What the exercise asks:
Lines holding the string "formulaire" are the ones to copy; find them all in the data.

Dataset rows describing interfaces:
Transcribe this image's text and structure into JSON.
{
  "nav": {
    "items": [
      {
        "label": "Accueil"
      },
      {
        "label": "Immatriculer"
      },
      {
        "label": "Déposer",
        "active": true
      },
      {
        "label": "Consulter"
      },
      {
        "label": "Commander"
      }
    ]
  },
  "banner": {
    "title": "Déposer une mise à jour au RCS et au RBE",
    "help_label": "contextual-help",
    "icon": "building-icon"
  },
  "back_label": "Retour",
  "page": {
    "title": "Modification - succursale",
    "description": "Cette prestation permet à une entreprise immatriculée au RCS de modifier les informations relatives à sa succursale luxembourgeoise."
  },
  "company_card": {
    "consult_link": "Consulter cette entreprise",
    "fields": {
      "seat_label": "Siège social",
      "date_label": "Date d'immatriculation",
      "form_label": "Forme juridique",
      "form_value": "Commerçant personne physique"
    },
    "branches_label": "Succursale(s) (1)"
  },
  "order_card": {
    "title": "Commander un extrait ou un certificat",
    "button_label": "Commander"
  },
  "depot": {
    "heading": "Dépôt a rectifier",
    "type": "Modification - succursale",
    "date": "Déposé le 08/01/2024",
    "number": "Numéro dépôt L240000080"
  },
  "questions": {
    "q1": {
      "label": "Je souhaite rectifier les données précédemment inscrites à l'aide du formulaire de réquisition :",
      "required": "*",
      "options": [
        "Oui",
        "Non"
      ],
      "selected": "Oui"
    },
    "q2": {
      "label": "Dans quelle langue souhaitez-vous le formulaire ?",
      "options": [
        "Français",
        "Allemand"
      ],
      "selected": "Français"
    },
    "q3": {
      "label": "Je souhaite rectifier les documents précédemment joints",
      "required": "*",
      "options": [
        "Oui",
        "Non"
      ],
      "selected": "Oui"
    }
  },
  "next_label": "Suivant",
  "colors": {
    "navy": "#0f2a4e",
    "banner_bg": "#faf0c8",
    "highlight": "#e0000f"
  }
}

Output of the exercise:
      "label": "Je souhaite rectifier les données précédemment inscrites à l'aide du formulaire de réquisition :",
      "label": "Dans quelle langue souhaitez-vous le formulaire ?",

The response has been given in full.